Moreover, small companies usually need to focus on their core business and cannot expend a great effort on understanding the data that is stored in their system. This is even more worrisome in the case of online companies that cannot control manually the data the users introduce into their systems.
Thus, the identification of personal data, and specifically of the special categories of personal data protected by the GDPR may become a very complex task even for experts that would need to navigate among hundreds of different tables and formats in order to find that kind of data. Thus, the automatization of this process may help the companies to understand the data they are storing.
However, the automatic identification of personal data into heterogeneous data silos is a challenging task. Among the personal data we may find, very different information that ranges from a name or email address to the religious beliefs of people.
Several families of algorithms may be used in order to identify that kind of data. In particular:
Regular expressions are patterns used to find a specific combination of characters into text. For example, we know telephone numbers in Spain usually starts with 6, 8 or 9 and are 9 digits long. Also, an email address usually has the shape UserName@domain.com, so we can create regular expressions to identify them. In fact, the regular expression used to find an email address is:
Check https://regexr.com/ play with different regular expressions/codes.
Other kinds of data cannot be identified using regular expressions. For example, the names of people do not follow any well-known pattern. However, most people in each country share a small number of names and surnames. Then, a dictionary could be created containing the most common names and surnames in a region. That way, if most of the elements in a row of the database are included in the dictionary, it is possible to infer that row includes real names of users.
Natural Language Processing
Finally, there are other types of protected information that are more difficult to identify due to its complexity. For instance, the sexual preferences or the religious beliefs of the users (that may be of interest for certain businesses) can be expressed in completely different ways.

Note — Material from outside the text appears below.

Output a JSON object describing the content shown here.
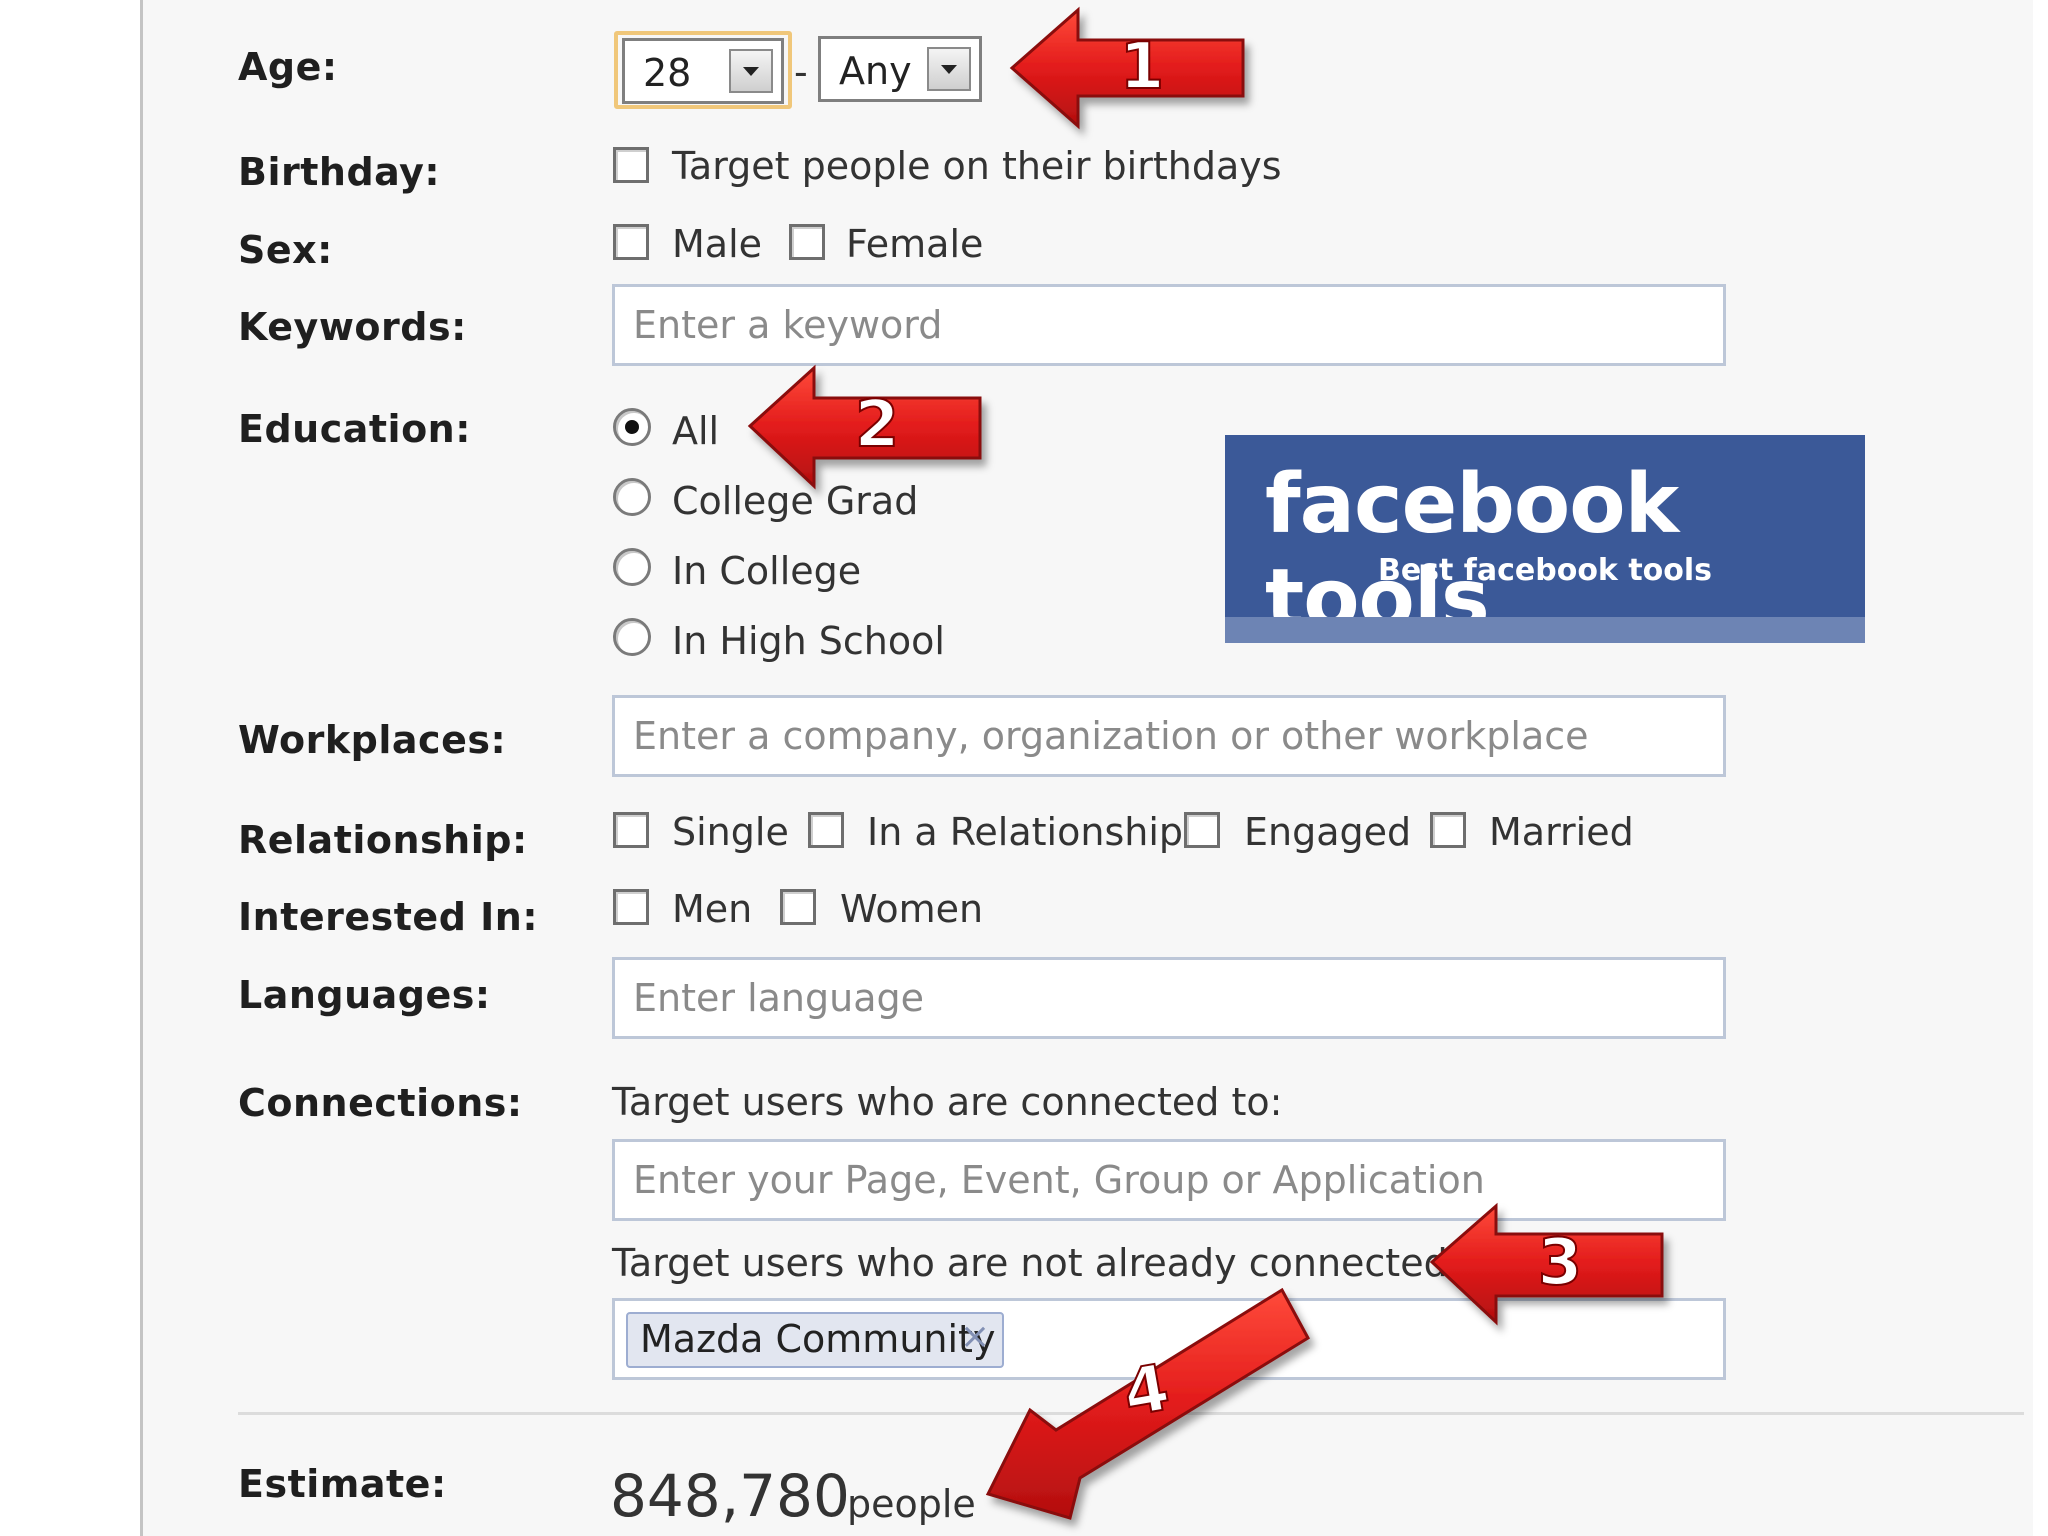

Natural Language Processing (NLP) is a branch of AI that is focused on the understanding of texts. Among them, we find completely different algorithms that are able to predict the most common words for a specific topic, or even to classify different text pieces. All of them can be used in order to identify those kinds of personal data.
In conclusion, we need automatic systems able to perform the complex task of identifying personal data in datasets if we want to ensure full compliance with the GDPR. Luckily, even when it is complex, state of the art technology can help us in our duty.
Written by: Roberto Gonzalez